That inconsistency is bad for you. So when the workload gets light again, you’re back to posting and you get more inbound leads. When you convert those leads to customers, you stop posting.
When entrepreneurs and small-business owners don’t do these sorts of tasks, you’ll see a revenue dip sometime after. It’s normally a pretty easy pattern. I know the freelancers and solopreneurs listening to this are thinking, “Oh man, now that I think about it, there is a pattern”.
Too Many Hats, Not Enough Heads
This typically happens when there are too many hats. We talk about entrepreneurs wearing hats. This is my sales hat. This is my marketing hat. This is my Biz Dev hat.
There are too many hats, not enough heads because typically it’s your head.
Even if you do have a few employees, they’re likely junior employees, who can’t really help you with these sorts of tasks. Or maybe the senior people are constantly on client work, so you can’t pull them off to do this stuff. It’s all on you.

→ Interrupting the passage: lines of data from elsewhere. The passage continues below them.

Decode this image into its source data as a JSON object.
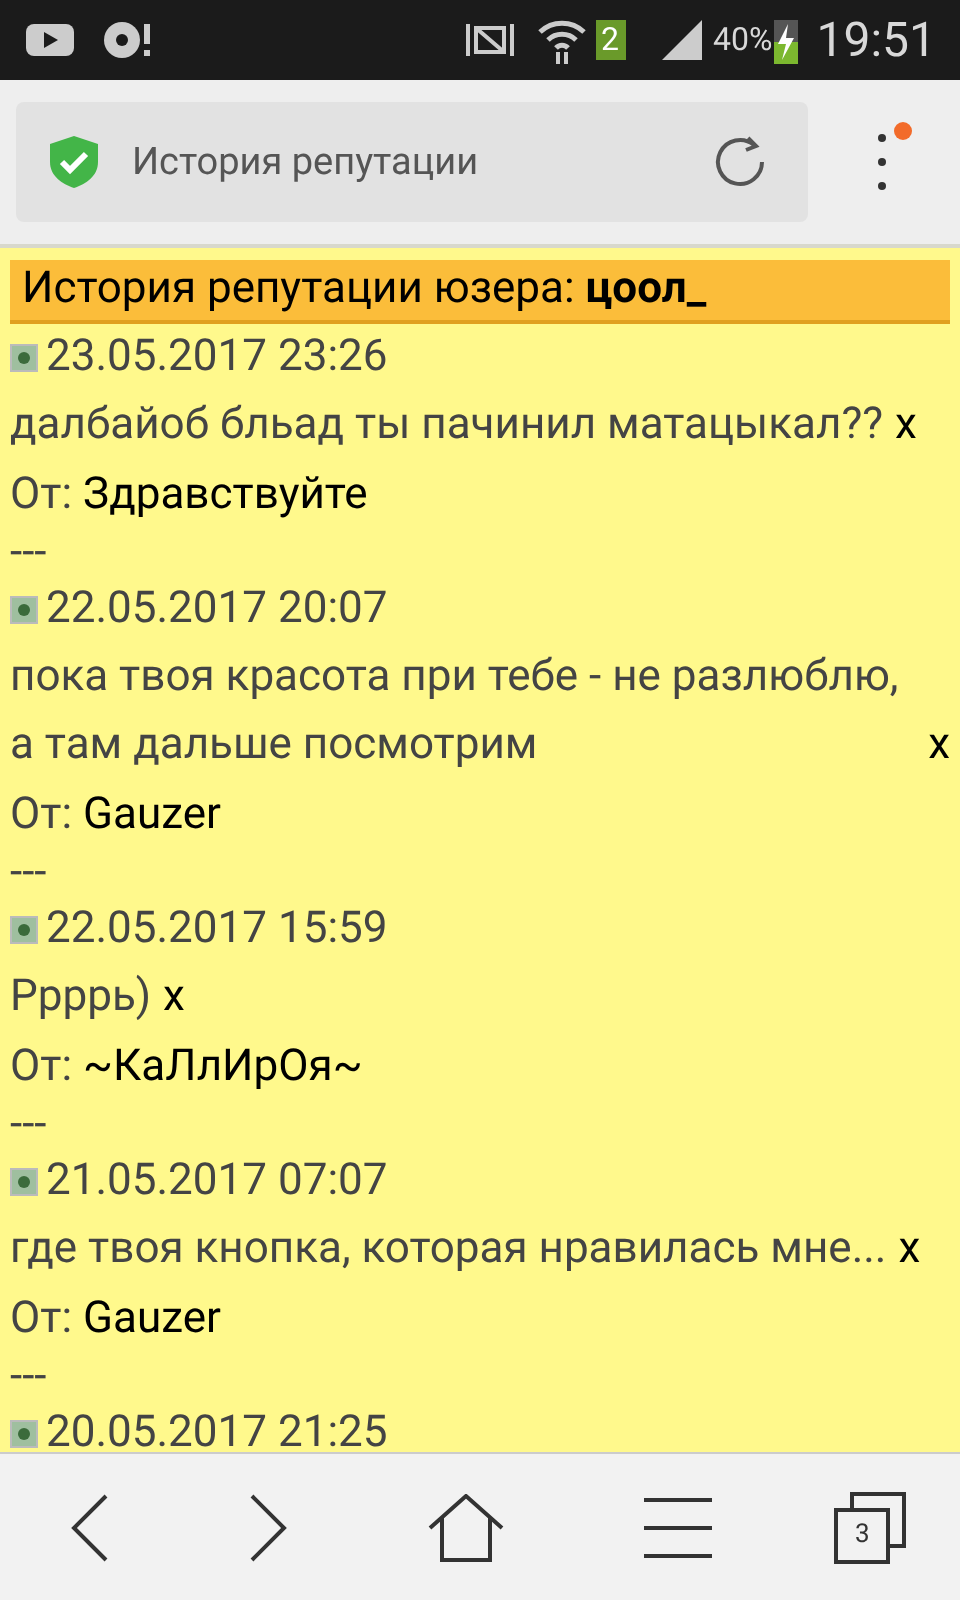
{
  "status_bar": {
    "battery": "40%",
    "time": "19:51",
    "sim": "2"
  },
  "address_bar": {
    "title": "История репутации"
  },
  "page": {
    "heading": "История репутации юзера: **цоол_**",
    "entries": [
      {
        "date": "23.05.2017 23:26",
        "message": "далбайоб бльад ты пачинил матацыкал??",
        "delete": "x",
        "from_label": "От:",
        "from": "Здравствуйте",
        "separator": "---"
      },
      {
        "date": "22.05.2017 20:07",
        "message": "пока твоя красота при тебе - не разлюблю, а там дальше посмотрим",
        "delete": "x",
        "from_label": "От:",
        "from": "Gauzer",
        "separator": "---"
      },
      {
        "date": "22.05.2017 15:59",
        "message": "Ррррь)",
        "delete": "x",
        "from_label": "От:",
        "from": "~КаЛлИрОя~",
        "separator": "---"
      },
      {
        "date": "21.05.2017 07:07",
        "message": "где твоя кнопка, которая нравилась мне...",
        "delete": "x",
        "from_label": "От:",
        "from": "Gauzer",
        "separator": "---"
      },
      {
        "date": "20.05.2017 21:25"
      }
    ]
  },
  "toolbar": {
    "tabs_count": "3"
  }
}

Let’s do a quick recap of what some of these tasks are.
Marketing is the action of promoting your products or services, including market research.
In the first podcast episode, we talked about how 42% of small businesses fail because they didn’t determine whether there was actually a need for their product/service.
Even if there is a need, if you don’t market, it means you’re not going to have sales.
This includes activities leading to the sale of goods/services. Where we typically fail is in the follow-up. We fail to follow up because we get busy.
When you’re no longer busy and you try to go back to those leads, they’ve gone cold. Maybe they found somebody else to solve their problem because you didn’t follow up with them. You lost a sale.
Sometimes, we even have to follow up multiple times. John Asher’s premier sales training says we might have to follow up somewhere between 5-12 times. So if you’re someone who stops after the first 3 times, and I’m not saying you have to be irritating, what are you going to accomplish?
We’re hitting the era of what they call smarketing, because sales and marketing are starting to blend together. It’s easier for you as an entrepreneur to blend those two together.
Business development is not like sales. Rather, it’s the strategic development of partnerships to promote your product/service.
You’re partnering with other businesses in order to get customers. These are always great because you typically deal with a few partners, but you could end up with a lot more sales. This is because they’re the ones engaging with their customers.
In my case, a strategic partnership for Defy The Status Quo might be a digital marketing company that doesn’t do content but wants to offer it with their services. They either want a referral partner, somebody they can refer a business to, or they want to bring us under as a subcontractor. Those are business development opportunities for Defy The Status Quo.
There are almost always other types of opportunities that you can take, whether you have a service or a product. That’s your business development.
It helps when you find people who are in similar fields. What about when you find someone in the exact same field as you? In my case, as a B2B writer, my company does B2B content for consulting and service firms.
What that means is that, if somebody comes to me about healthcare writing, that’s not my company’s area of brilliance, so I’d think of healthcare writers I know that I could refer to.
That’s another business development task that doesn’t necessarily bring you revenue, but if you do that for your peers, it’s very likely that they’ll do it for you in return. Also, you’ve avoided giving a potential client who reached out to you a firm no.
Make the Best of Outsourcing
So in order to solve this problem, outsourcing or bringing in employees who can do these functions is key.
Outsourcing is typically what you do first, because you may not have enough for a full-time or part-time employee.
You can read my blog post (or watch the video) on how Outsourcing With a Virtual Assistant Can Generate More Revenue here.